### Assigned task
Scan the entries below for the word "type", then copy each line that holds it.
::: Available data :::
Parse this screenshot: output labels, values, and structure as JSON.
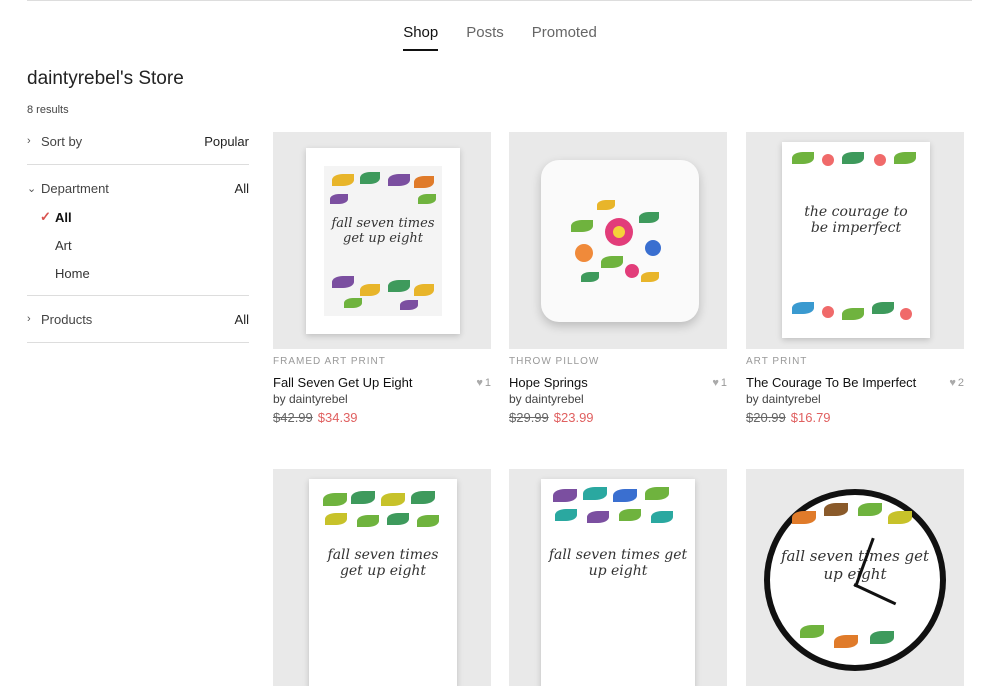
{
  "tabs": [
    {
      "label": "Shop",
      "active": true
    },
    {
      "label": "Posts",
      "active": false
    },
    {
      "label": "Promoted",
      "active": false
    }
  ],
  "store": {
    "title": "daintyrebel's Store",
    "results": "8 results"
  },
  "filters": {
    "sort": {
      "label": "Sort by",
      "value": "Popular"
    },
    "department": {
      "label": "Department",
      "value": "All",
      "options": [
        "All",
        "Art",
        "Home"
      ],
      "selected": "All"
    },
    "products": {
      "label": "Products",
      "value": "All"
    }
  },
  "products": [
    {
      "type": "Framed Art Print",
      "name": "Fall Seven Get Up Eight",
      "by": "by daintyrebel",
      "old_price": "$42.99",
      "price": "$34.39",
      "likes": "1",
      "art_text": "fall seven times get up eight"
    },
    {
      "type": "Throw Pillow",
      "name": "Hope Springs",
      "by": "by daintyrebel",
      "old_price": "$29.99",
      "price": "$23.99",
      "likes": "1",
      "art_text": ""
    },
    {
      "type": "Art Print",
      "name": "The Courage To Be Imperfect",
      "by": "by daintyrebel",
      "old_price": "$20.99",
      "price": "$16.79",
      "likes": "2",
      "art_text": "the courage to be imperfect"
    },
    {
      "type": "",
      "name": "",
      "by": "",
      "old_price": "",
      "price": "",
      "likes": "",
      "art_text": "fall seven times get up eight"
    },
    {
      "type": "",
      "name": "",
      "by": "",
      "old_price": "",
      "price": "",
      "likes": "",
      "art_text": "fall seven times get up eight"
    },
    {
      "type": "",
      "name": "",
      "by": "",
      "old_price": "",
      "price": "",
      "likes": "",
      "art_text": "fall seven times get up eight"
    }
  ],
  "colors": {
    "accent": "#e06060",
    "check": "#d9534f",
    "thumb_bg": "#e9e9e9"
  }
}
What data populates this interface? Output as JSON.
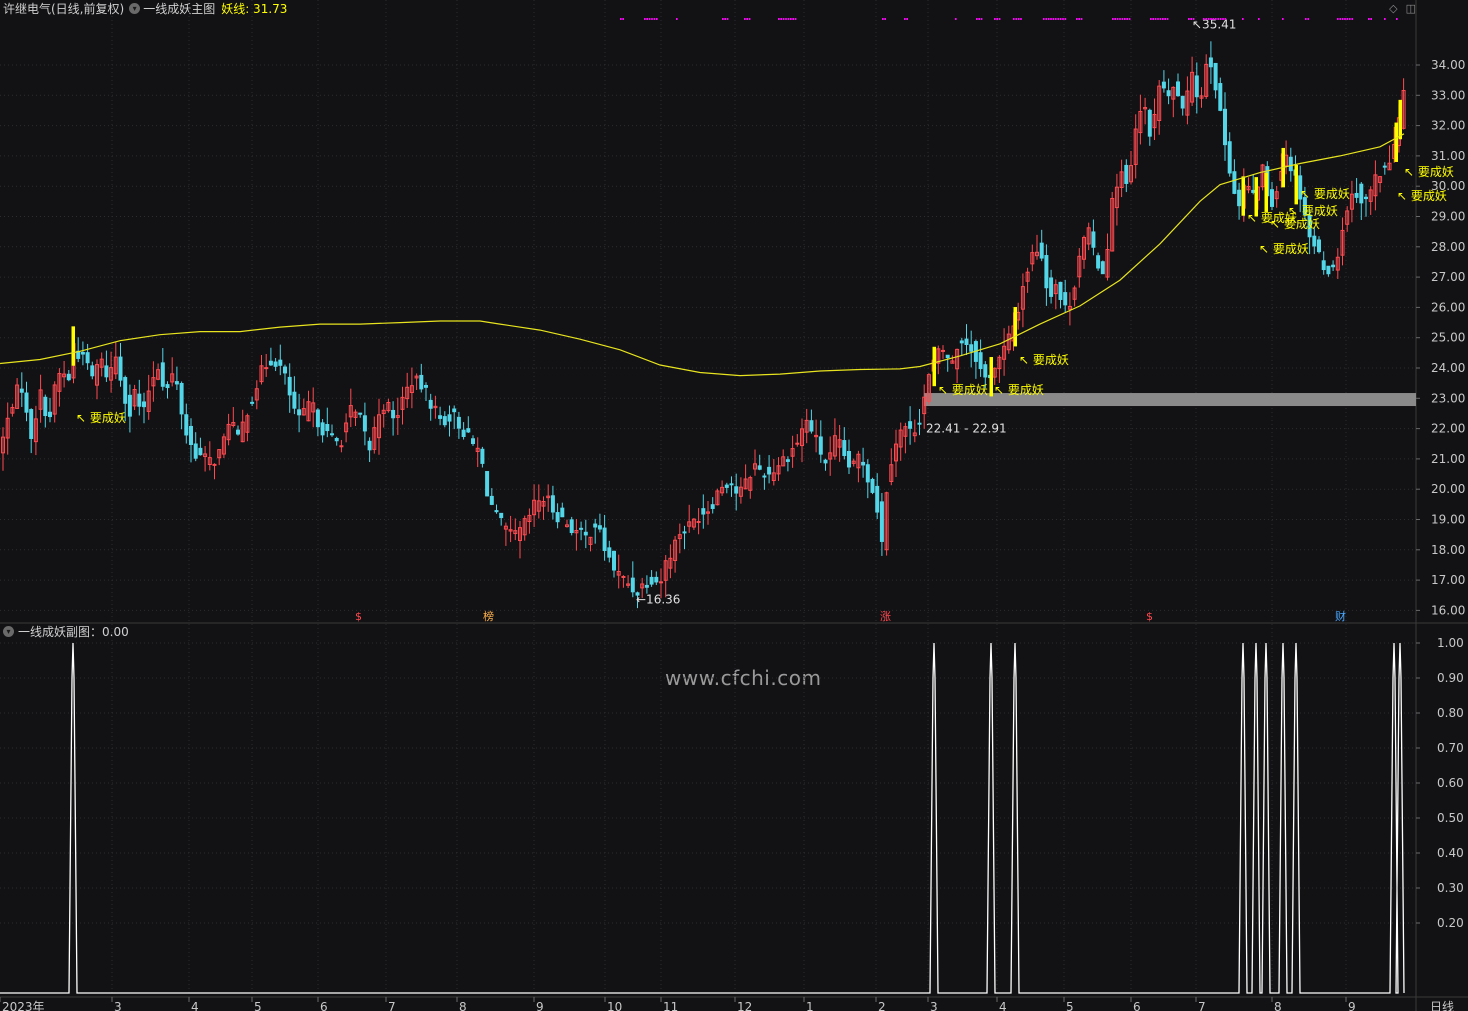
{
  "header": {
    "stock_label": "许继电气(日线,前复权)",
    "indicator_label": "一线成妖主图",
    "value_label": "妖线: 31.73"
  },
  "sub_header": {
    "label": "一线成妖副图：0.00"
  },
  "watermark": "www.cfchi.com",
  "period_label": "日线",
  "colors": {
    "up": "#ff4b50",
    "down": "#52d6e8",
    "yao_line": "#e7e41f",
    "signal": "#ffff00",
    "magenta": "#ff00ff",
    "subline": "#ffffff"
  },
  "chart_data": [
    {
      "type": "candlestick",
      "title": "一线成妖主图",
      "series_name": "妖线",
      "last_value": 31.73,
      "ylim": [
        15.8,
        35.6
      ],
      "y_ticks": [
        "34.00",
        "33.00",
        "32.00",
        "31.00",
        "30.00",
        "29.00",
        "28.00",
        "27.00",
        "26.00",
        "25.00",
        "24.00",
        "23.00",
        "22.00",
        "21.00",
        "20.00",
        "19.00",
        "18.00",
        "17.00",
        "16.00"
      ],
      "x_ticks": [
        "2023年",
        "3",
        "4",
        "5",
        "6",
        "7",
        "8",
        "9",
        "10",
        "11",
        "12",
        "1",
        "2",
        "3",
        "4",
        "5",
        "6",
        "7",
        "8",
        "9"
      ],
      "price_path": [
        [
          0,
          21.3
        ],
        [
          8,
          22.3
        ],
        [
          14,
          23.1
        ],
        [
          22,
          23.4
        ],
        [
          26,
          22.5
        ],
        [
          32,
          21.7
        ],
        [
          36,
          22.5
        ],
        [
          42,
          23.3
        ],
        [
          48,
          22.1
        ],
        [
          56,
          23.5
        ],
        [
          62,
          24.0
        ],
        [
          68,
          23.3
        ],
        [
          72,
          25.1
        ],
        [
          76,
          24.2
        ],
        [
          84,
          24.7
        ],
        [
          90,
          23.5
        ],
        [
          100,
          24.3
        ],
        [
          108,
          23.7
        ],
        [
          116,
          24.4
        ],
        [
          124,
          23.2
        ],
        [
          130,
          22.5
        ],
        [
          136,
          23.4
        ],
        [
          142,
          22.2
        ],
        [
          150,
          23.5
        ],
        [
          158,
          24.1
        ],
        [
          166,
          23.2
        ],
        [
          174,
          23.9
        ],
        [
          182,
          22.5
        ],
        [
          188,
          21.6
        ],
        [
          196,
          21.2
        ],
        [
          204,
          21.0
        ],
        [
          212,
          20.9
        ],
        [
          222,
          21.3
        ],
        [
          230,
          22.5
        ],
        [
          238,
          21.6
        ],
        [
          246,
          22.5
        ],
        [
          254,
          23.2
        ],
        [
          262,
          23.9
        ],
        [
          270,
          24.3
        ],
        [
          278,
          24.2
        ],
        [
          286,
          23.6
        ],
        [
          292,
          22.8
        ],
        [
          300,
          22.2
        ],
        [
          310,
          22.9
        ],
        [
          320,
          22.1
        ],
        [
          330,
          21.7
        ],
        [
          340,
          21.5
        ],
        [
          350,
          22.6
        ],
        [
          360,
          22.3
        ],
        [
          370,
          21.3
        ],
        [
          378,
          22.5
        ],
        [
          386,
          22.9
        ],
        [
          394,
          22.2
        ],
        [
          404,
          23.1
        ],
        [
          412,
          23.6
        ],
        [
          422,
          23.4
        ],
        [
          432,
          22.8
        ],
        [
          442,
          22.2
        ],
        [
          452,
          22.5
        ],
        [
          462,
          22.0
        ],
        [
          472,
          21.5
        ],
        [
          480,
          21.2
        ],
        [
          488,
          19.8
        ],
        [
          496,
          19.1
        ],
        [
          504,
          18.7
        ],
        [
          512,
          18.4
        ],
        [
          520,
          18.6
        ],
        [
          528,
          19.0
        ],
        [
          536,
          19.6
        ],
        [
          546,
          19.7
        ],
        [
          556,
          19.2
        ],
        [
          566,
          18.9
        ],
        [
          576,
          18.6
        ],
        [
          586,
          18.4
        ],
        [
          596,
          18.9
        ],
        [
          604,
          18.1
        ],
        [
          612,
          17.5
        ],
        [
          620,
          17.1
        ],
        [
          628,
          16.9
        ],
        [
          636,
          16.6
        ],
        [
          644,
          16.9
        ],
        [
          652,
          17.1
        ],
        [
          660,
          16.9
        ],
        [
          666,
          17.6
        ],
        [
          672,
          18.0
        ],
        [
          680,
          18.6
        ],
        [
          690,
          18.8
        ],
        [
          700,
          19.2
        ],
        [
          710,
          19.4
        ],
        [
          720,
          20.1
        ],
        [
          730,
          20.3
        ],
        [
          738,
          19.8
        ],
        [
          746,
          20.2
        ],
        [
          754,
          20.8
        ],
        [
          762,
          20.6
        ],
        [
          770,
          20.5
        ],
        [
          780,
          20.9
        ],
        [
          790,
          21.2
        ],
        [
          798,
          21.6
        ],
        [
          806,
          22.3
        ],
        [
          814,
          21.8
        ],
        [
          822,
          21.1
        ],
        [
          828,
          20.8
        ],
        [
          836,
          21.7
        ],
        [
          844,
          21.1
        ],
        [
          852,
          20.6
        ],
        [
          860,
          21.2
        ],
        [
          868,
          20.4
        ],
        [
          876,
          19.7
        ],
        [
          882,
          18.2
        ],
        [
          888,
          20.6
        ],
        [
          896,
          21.6
        ],
        [
          904,
          22.1
        ],
        [
          912,
          21.8
        ],
        [
          920,
          22.4
        ],
        [
          928,
          23.6
        ],
        [
          936,
          24.4
        ],
        [
          944,
          24.6
        ],
        [
          952,
          24.1
        ],
        [
          960,
          25.0
        ],
        [
          968,
          24.8
        ],
        [
          976,
          24.4
        ],
        [
          984,
          23.6
        ],
        [
          992,
          23.9
        ],
        [
          1000,
          24.3
        ],
        [
          1008,
          24.9
        ],
        [
          1016,
          25.6
        ],
        [
          1024,
          26.9
        ],
        [
          1032,
          27.7
        ],
        [
          1040,
          28.1
        ],
        [
          1048,
          26.4
        ],
        [
          1056,
          26.8
        ],
        [
          1064,
          25.9
        ],
        [
          1072,
          26.3
        ],
        [
          1080,
          27.9
        ],
        [
          1088,
          28.5
        ],
        [
          1096,
          27.6
        ],
        [
          1104,
          27.1
        ],
        [
          1112,
          29.4
        ],
        [
          1120,
          30.6
        ],
        [
          1128,
          29.8
        ],
        [
          1136,
          31.9
        ],
        [
          1144,
          32.7
        ],
        [
          1152,
          31.5
        ],
        [
          1160,
          33.6
        ],
        [
          1168,
          32.8
        ],
        [
          1176,
          33.4
        ],
        [
          1184,
          32.2
        ],
        [
          1192,
          33.9
        ],
        [
          1200,
          32.6
        ],
        [
          1208,
          34.6
        ],
        [
          1216,
          33.3
        ],
        [
          1222,
          31.9
        ],
        [
          1230,
          30.6
        ],
        [
          1238,
          29.2
        ],
        [
          1246,
          30.2
        ],
        [
          1254,
          29.5
        ],
        [
          1262,
          30.7
        ],
        [
          1270,
          29.2
        ],
        [
          1278,
          30.2
        ],
        [
          1286,
          31.1
        ],
        [
          1294,
          30.4
        ],
        [
          1302,
          29.6
        ],
        [
          1310,
          28.3
        ],
        [
          1318,
          27.8
        ],
        [
          1326,
          27.3
        ],
        [
          1334,
          27.2
        ],
        [
          1340,
          28.2
        ],
        [
          1348,
          29.4
        ],
        [
          1356,
          29.9
        ],
        [
          1364,
          29.3
        ],
        [
          1372,
          30.0
        ],
        [
          1380,
          30.5
        ],
        [
          1388,
          30.6
        ],
        [
          1396,
          31.6
        ],
        [
          1404,
          33.1
        ],
        [
          1410,
          33.9
        ]
      ],
      "yao_line_path": [
        [
          0,
          24.15
        ],
        [
          40,
          24.28
        ],
        [
          80,
          24.55
        ],
        [
          120,
          24.9
        ],
        [
          160,
          25.1
        ],
        [
          200,
          25.2
        ],
        [
          240,
          25.2
        ],
        [
          280,
          25.35
        ],
        [
          320,
          25.45
        ],
        [
          360,
          25.45
        ],
        [
          400,
          25.5
        ],
        [
          440,
          25.55
        ],
        [
          480,
          25.55
        ],
        [
          500,
          25.45
        ],
        [
          540,
          25.25
        ],
        [
          580,
          24.95
        ],
        [
          620,
          24.6
        ],
        [
          660,
          24.1
        ],
        [
          700,
          23.85
        ],
        [
          740,
          23.75
        ],
        [
          780,
          23.8
        ],
        [
          820,
          23.9
        ],
        [
          860,
          23.95
        ],
        [
          900,
          23.97
        ],
        [
          920,
          24.05
        ],
        [
          960,
          24.4
        ],
        [
          1000,
          24.8
        ],
        [
          1040,
          25.45
        ],
        [
          1080,
          26.05
        ],
        [
          1120,
          26.9
        ],
        [
          1160,
          28.1
        ],
        [
          1200,
          29.5
        ],
        [
          1220,
          30.05
        ],
        [
          1260,
          30.45
        ],
        [
          1300,
          30.75
        ],
        [
          1340,
          31.0
        ],
        [
          1380,
          31.3
        ],
        [
          1404,
          31.73
        ]
      ],
      "annotations": [
        {
          "text": "35.41",
          "price": 35.41
        },
        {
          "text": "16.36",
          "price": 16.36
        },
        {
          "text": "22.41 - 22.91",
          "price": 22.91
        }
      ],
      "signal_label": "要成妖",
      "bottom_markers": [
        "$",
        "榜",
        "涨",
        "$",
        "财"
      ]
    },
    {
      "type": "line",
      "title": "一线成妖副图",
      "ylim": [
        0,
        1.0
      ],
      "y_ticks": [
        "1.00",
        "0.90",
        "0.80",
        "0.70",
        "0.60",
        "0.50",
        "0.40",
        "0.30",
        "0.20"
      ],
      "current_value": 0.0,
      "signal_dates": [
        "2023-02-23",
        "2024-03-04",
        "2024-03-28",
        "2024-04-05",
        "2024-07-22",
        "2024-07-29",
        "2024-08-02",
        "2024-08-07",
        "2024-08-13",
        "2024-08-19",
        "2024-09-27",
        "2024-09-30"
      ]
    }
  ]
}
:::
### Worked solution
      "type": "Framed Art Print",
      "type": "Throw Pillow",
      "type": "Art Print",
      "type": "",
      "type": "",
      "type": "",
      "type": "candlestick",
      "type": "line",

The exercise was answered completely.